• _Problem_: Within the records below, find each line that holds the string "date", then copy it.

• _Data entries_:
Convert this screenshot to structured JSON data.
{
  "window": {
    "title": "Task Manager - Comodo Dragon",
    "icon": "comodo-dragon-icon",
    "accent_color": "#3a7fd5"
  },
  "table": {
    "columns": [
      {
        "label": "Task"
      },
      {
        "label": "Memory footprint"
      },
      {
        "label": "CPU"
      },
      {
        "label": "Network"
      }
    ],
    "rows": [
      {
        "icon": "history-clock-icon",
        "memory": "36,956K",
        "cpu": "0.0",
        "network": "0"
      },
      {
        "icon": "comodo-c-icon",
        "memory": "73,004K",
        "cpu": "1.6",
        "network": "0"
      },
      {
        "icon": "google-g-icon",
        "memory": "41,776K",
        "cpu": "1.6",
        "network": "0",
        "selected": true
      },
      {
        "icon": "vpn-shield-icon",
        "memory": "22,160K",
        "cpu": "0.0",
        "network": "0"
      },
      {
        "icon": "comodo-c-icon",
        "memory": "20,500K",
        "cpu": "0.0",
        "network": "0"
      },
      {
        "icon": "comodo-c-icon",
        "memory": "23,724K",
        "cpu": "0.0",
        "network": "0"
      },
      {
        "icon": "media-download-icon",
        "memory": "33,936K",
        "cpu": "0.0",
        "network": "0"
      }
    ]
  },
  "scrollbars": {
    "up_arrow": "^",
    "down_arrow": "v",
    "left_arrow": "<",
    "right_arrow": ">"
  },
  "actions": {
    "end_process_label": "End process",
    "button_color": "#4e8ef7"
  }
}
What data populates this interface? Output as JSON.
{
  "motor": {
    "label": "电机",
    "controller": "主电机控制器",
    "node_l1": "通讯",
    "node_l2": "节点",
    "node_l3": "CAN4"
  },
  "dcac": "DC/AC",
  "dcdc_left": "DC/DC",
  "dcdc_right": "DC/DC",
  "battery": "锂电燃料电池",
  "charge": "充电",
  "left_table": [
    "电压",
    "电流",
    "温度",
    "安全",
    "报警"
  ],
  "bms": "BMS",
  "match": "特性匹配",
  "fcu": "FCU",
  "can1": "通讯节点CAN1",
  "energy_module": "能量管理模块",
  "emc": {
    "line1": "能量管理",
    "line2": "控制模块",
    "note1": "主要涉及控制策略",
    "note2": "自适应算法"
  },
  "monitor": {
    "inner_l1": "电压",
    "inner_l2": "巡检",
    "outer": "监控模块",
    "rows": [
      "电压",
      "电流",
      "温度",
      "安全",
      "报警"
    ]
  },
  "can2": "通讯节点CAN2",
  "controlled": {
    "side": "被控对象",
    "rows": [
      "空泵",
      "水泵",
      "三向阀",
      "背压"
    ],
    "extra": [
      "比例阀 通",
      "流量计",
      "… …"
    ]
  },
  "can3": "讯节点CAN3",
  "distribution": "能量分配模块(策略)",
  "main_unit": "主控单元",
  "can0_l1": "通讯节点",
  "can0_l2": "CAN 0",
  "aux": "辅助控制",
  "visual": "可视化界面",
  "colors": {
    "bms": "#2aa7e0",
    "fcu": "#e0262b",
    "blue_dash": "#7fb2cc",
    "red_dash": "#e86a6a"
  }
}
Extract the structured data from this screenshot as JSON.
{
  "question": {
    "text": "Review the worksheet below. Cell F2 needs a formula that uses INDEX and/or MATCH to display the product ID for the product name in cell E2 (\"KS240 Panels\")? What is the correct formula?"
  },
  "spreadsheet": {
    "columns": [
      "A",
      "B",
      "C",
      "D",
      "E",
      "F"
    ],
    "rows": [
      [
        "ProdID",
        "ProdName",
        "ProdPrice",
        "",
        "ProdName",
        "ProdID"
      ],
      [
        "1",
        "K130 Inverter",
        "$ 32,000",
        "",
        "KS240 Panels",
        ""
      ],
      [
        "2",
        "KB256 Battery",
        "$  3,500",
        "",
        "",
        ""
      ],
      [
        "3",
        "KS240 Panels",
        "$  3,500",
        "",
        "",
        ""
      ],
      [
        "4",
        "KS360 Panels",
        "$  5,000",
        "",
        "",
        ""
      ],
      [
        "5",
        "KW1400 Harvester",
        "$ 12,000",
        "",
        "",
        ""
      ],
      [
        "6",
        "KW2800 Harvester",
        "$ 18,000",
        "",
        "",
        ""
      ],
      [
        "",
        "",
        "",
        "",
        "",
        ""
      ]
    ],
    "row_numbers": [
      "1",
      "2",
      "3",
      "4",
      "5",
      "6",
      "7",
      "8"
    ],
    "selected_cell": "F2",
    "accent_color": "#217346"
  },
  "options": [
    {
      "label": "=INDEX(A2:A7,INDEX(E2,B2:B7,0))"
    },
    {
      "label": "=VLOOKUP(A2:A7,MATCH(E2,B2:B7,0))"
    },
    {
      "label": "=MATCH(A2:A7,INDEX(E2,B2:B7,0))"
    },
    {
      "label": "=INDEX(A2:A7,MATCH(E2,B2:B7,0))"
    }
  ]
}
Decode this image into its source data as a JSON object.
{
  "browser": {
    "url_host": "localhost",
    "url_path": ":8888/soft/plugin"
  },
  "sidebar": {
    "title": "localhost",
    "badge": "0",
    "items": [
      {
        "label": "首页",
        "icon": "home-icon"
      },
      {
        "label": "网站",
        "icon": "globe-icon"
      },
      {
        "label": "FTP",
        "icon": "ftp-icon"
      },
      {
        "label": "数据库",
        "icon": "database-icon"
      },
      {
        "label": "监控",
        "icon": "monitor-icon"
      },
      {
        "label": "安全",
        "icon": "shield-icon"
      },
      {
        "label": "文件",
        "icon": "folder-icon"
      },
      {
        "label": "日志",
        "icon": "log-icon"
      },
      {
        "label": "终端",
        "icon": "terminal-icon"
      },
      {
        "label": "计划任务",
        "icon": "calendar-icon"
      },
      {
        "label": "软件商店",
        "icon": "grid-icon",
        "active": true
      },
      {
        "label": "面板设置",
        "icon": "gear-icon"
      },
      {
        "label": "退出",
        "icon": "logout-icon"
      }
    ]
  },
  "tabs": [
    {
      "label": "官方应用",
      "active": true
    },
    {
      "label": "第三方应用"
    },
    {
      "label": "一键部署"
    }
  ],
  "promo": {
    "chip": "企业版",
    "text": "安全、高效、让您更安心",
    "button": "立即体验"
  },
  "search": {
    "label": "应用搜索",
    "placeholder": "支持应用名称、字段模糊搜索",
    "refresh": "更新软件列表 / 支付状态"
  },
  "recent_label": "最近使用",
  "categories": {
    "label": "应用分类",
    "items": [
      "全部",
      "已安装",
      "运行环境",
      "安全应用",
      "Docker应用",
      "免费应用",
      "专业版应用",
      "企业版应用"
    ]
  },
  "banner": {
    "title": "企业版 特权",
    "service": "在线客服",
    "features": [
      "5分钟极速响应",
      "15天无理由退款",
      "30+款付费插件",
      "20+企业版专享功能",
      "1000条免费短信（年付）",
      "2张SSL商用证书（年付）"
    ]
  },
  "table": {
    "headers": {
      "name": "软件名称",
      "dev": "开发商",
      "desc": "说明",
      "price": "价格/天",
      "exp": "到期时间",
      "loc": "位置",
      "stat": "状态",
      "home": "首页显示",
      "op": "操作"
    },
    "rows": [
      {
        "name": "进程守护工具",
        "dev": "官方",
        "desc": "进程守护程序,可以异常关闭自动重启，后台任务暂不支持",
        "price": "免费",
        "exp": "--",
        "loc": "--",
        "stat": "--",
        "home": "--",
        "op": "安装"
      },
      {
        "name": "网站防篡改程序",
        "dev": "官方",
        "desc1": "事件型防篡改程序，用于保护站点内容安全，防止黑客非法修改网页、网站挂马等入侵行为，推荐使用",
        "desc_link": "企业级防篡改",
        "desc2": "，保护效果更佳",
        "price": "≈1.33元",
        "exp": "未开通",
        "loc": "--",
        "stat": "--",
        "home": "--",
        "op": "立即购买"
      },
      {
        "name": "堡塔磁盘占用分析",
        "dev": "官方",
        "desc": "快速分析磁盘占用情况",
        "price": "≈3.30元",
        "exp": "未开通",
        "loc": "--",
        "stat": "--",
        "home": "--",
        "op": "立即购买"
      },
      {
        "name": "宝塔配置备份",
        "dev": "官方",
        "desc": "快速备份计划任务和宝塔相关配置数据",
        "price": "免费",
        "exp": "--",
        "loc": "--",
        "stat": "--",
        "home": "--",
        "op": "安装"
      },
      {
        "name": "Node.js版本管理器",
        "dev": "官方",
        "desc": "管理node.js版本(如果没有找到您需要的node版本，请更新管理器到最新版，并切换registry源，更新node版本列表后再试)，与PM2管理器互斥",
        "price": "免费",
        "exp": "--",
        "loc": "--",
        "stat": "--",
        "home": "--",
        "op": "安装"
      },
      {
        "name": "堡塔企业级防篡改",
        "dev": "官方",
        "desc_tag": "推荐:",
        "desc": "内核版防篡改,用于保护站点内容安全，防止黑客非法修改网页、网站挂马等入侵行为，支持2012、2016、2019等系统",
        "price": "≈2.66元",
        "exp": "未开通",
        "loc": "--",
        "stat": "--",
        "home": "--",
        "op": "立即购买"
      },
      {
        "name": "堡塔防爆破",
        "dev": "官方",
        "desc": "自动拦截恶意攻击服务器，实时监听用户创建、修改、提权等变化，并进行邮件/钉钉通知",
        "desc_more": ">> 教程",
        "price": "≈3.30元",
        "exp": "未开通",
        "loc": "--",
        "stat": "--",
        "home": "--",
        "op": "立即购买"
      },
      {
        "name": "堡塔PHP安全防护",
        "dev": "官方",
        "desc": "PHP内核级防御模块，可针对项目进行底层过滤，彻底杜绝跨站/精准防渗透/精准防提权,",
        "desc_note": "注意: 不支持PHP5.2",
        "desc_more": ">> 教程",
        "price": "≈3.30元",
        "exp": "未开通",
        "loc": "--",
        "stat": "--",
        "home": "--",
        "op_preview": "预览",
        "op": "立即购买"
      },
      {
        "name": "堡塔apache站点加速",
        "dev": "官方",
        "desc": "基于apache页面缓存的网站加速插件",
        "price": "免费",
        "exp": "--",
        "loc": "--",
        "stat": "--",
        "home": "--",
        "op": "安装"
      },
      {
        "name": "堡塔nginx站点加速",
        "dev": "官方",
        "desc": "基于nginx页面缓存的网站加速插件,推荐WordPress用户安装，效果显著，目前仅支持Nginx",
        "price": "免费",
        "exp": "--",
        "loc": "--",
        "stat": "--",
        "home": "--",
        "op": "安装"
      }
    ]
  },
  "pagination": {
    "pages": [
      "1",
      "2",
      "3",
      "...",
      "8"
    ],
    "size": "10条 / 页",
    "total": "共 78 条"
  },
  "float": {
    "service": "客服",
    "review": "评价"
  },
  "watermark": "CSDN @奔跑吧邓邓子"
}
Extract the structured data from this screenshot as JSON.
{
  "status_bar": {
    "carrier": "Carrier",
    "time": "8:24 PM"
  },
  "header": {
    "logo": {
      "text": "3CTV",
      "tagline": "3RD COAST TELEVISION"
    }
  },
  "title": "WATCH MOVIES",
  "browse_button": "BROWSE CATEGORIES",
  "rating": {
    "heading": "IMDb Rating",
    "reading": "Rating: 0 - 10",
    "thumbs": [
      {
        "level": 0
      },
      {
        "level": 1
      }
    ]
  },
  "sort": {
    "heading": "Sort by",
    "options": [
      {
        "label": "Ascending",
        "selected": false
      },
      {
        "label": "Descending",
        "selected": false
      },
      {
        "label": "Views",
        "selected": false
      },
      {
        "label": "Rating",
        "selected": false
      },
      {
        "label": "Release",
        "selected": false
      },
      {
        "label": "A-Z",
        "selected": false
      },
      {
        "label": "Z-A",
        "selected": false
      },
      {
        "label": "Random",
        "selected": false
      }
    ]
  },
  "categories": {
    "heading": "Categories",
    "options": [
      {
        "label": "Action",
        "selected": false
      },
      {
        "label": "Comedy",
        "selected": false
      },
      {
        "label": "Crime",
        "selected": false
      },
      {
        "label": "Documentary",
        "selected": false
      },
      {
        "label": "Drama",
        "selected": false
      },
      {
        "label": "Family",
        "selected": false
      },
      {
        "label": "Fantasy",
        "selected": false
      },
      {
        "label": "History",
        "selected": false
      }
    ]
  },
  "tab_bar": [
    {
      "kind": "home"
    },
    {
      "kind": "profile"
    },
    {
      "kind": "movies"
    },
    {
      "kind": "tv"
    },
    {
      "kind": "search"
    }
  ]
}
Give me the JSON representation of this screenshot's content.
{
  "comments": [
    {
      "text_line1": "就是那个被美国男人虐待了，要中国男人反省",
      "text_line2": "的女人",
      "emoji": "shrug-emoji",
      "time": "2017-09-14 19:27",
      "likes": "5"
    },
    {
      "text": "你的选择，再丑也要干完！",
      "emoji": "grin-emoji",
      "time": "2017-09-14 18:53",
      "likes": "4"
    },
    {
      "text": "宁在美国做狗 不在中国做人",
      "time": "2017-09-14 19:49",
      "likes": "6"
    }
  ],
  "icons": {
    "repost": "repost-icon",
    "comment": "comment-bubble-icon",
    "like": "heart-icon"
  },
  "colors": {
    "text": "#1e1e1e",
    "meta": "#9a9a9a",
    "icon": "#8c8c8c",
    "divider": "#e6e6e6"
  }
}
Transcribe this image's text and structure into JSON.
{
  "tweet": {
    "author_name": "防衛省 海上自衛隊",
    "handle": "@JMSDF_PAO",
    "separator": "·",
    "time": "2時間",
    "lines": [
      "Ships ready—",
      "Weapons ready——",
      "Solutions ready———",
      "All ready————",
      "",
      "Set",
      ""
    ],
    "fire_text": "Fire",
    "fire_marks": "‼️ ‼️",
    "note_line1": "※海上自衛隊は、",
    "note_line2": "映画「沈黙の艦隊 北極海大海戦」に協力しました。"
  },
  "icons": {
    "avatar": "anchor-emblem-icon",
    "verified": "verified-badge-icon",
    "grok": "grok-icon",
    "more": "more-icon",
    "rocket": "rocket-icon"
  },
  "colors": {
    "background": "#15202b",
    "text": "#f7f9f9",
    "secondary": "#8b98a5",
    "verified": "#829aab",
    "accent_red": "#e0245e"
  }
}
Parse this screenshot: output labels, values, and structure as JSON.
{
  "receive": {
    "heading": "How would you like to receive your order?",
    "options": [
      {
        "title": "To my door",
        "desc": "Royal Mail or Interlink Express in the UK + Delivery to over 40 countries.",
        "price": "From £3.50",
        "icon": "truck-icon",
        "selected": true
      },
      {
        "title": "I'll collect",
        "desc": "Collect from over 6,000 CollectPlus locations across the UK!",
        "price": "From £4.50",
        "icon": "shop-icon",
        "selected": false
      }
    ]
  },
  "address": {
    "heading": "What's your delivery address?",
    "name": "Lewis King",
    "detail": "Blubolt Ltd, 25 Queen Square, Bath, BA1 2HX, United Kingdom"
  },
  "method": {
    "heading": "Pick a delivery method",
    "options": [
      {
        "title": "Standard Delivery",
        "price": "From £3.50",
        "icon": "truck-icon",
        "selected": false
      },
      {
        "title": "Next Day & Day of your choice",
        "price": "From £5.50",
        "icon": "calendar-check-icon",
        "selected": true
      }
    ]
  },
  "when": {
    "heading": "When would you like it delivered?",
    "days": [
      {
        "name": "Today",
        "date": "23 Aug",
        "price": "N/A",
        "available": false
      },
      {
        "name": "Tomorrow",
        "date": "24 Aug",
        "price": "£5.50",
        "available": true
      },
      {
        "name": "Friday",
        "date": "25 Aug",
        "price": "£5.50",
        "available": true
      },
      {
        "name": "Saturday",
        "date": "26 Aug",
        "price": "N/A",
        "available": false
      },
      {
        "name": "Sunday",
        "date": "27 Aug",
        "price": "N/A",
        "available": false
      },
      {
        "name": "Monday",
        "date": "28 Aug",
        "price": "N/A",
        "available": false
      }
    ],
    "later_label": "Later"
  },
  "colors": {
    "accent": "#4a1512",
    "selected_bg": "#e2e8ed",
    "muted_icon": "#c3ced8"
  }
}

• _Written answer_:
        "date": "23 Aug",
        "date": "24 Aug",
        "date": "25 Aug",
        "date": "26 Aug",
        "date": "27 Aug",
        "date": "28 Aug",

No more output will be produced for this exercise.